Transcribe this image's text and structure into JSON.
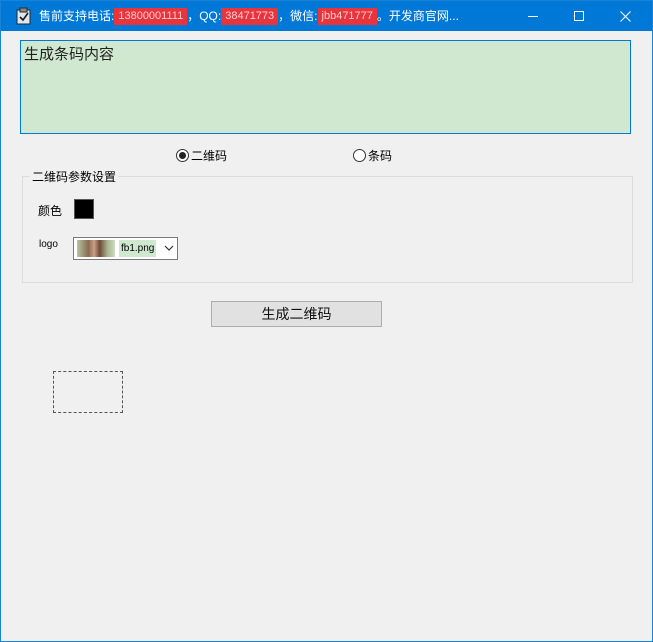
{
  "titlebar": {
    "prefix_phone": "售前支持电话:",
    "phone": "13800001111",
    "sep_qq": "，QQ:",
    "qq": "38471773",
    "sep_wechat": "，微信:",
    "wechat": "jbb471777",
    "suffix": "。开发商官网..."
  },
  "content_input": {
    "value": "生成条码内容"
  },
  "mode": {
    "qr_label": "二维码",
    "barcode_label": "条码",
    "selected": "qr"
  },
  "qr_settings": {
    "legend": "二维码参数设置",
    "color_label": "颜色",
    "color_value": "#000000",
    "logo_label": "logo",
    "logo_file": "fb1.png"
  },
  "actions": {
    "generate_label": "生成二维码"
  },
  "colors": {
    "titlebar": "#0078d7",
    "input_bg": "#cfe8cf",
    "window_bg": "#f0f0f0"
  }
}
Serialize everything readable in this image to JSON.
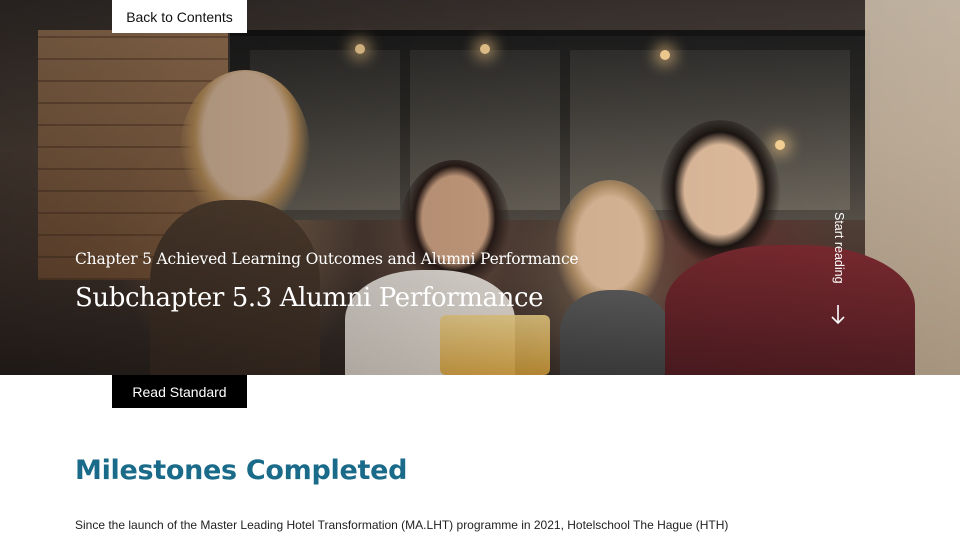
{
  "nav": {
    "back_label": "Back to Contents"
  },
  "hero": {
    "chapter": "Chapter 5 Achieved Learning Outcomes and Alumni Performance",
    "subchapter": "Subchapter 5.3 Alumni Performance",
    "start_reading": "Start reading",
    "image_alt": "Group of smiling alumni holding drinks at an indoor reception"
  },
  "actions": {
    "read_standard_label": "Read Standard"
  },
  "content": {
    "heading": "Milestones Completed",
    "paragraph": "Since the launch of the Master Leading Hotel Transformation (MA.LHT) programme in 2021, Hotelschool The Hague (HTH)"
  },
  "colors": {
    "heading": "#1a6a8a",
    "button_dark": "#000000",
    "button_light": "#ffffff"
  },
  "icons": {
    "start_reading": "arrow-down-icon"
  }
}
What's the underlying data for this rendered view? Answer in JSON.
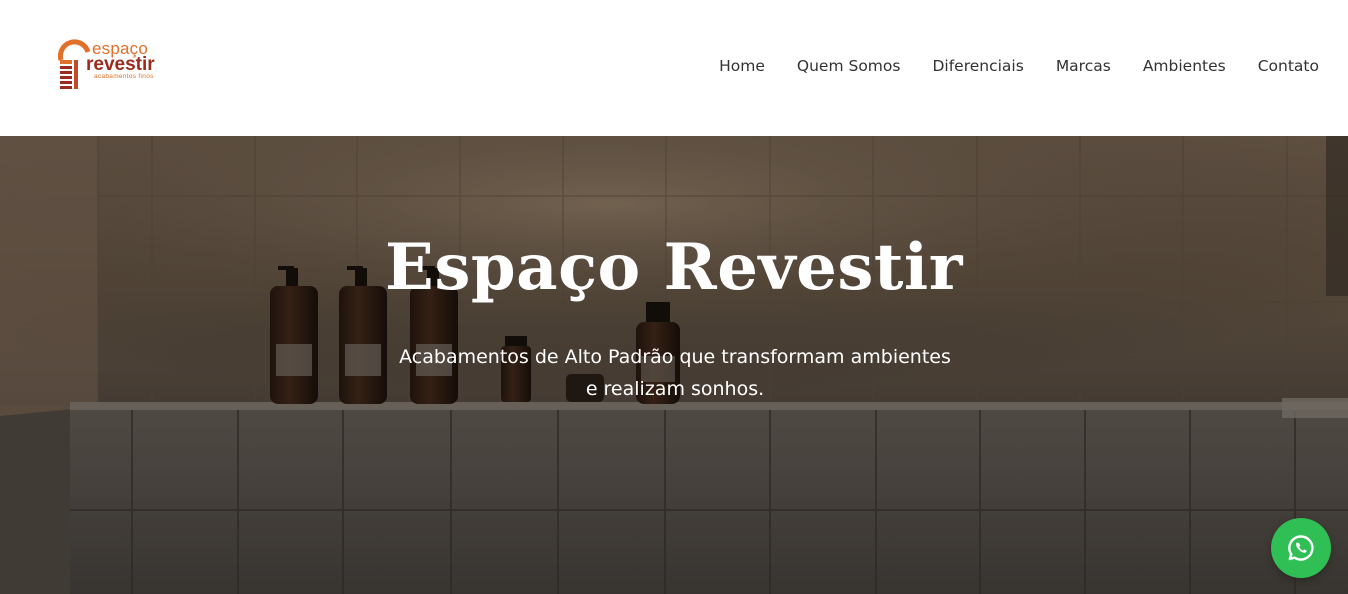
{
  "logo": {
    "word1": "espaço",
    "word2": "revestir",
    "tagline": "acabamentos finos",
    "colors": {
      "orange": "#e0702a",
      "red": "#9b2b1e"
    }
  },
  "nav": {
    "items": [
      {
        "label": "Home"
      },
      {
        "label": "Quem Somos"
      },
      {
        "label": "Diferenciais"
      },
      {
        "label": "Marcas"
      },
      {
        "label": "Ambientes"
      },
      {
        "label": "Contato"
      }
    ]
  },
  "hero": {
    "title": "Espaço Revestir",
    "subtitle_line1": "Acabamentos de Alto Padrão que transformam ambientes",
    "subtitle_line2": "e realizam sonhos."
  },
  "whatsapp": {
    "icon": "whatsapp-icon",
    "color": "#2fbf55"
  }
}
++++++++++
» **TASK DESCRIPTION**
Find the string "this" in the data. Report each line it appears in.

» **FINAL ANSWER**
Transcribe this image's text and structure into JSON.
Serialize everything readable in this image to JSON.
What's the underlying data for this rendered view? Answer in JSON.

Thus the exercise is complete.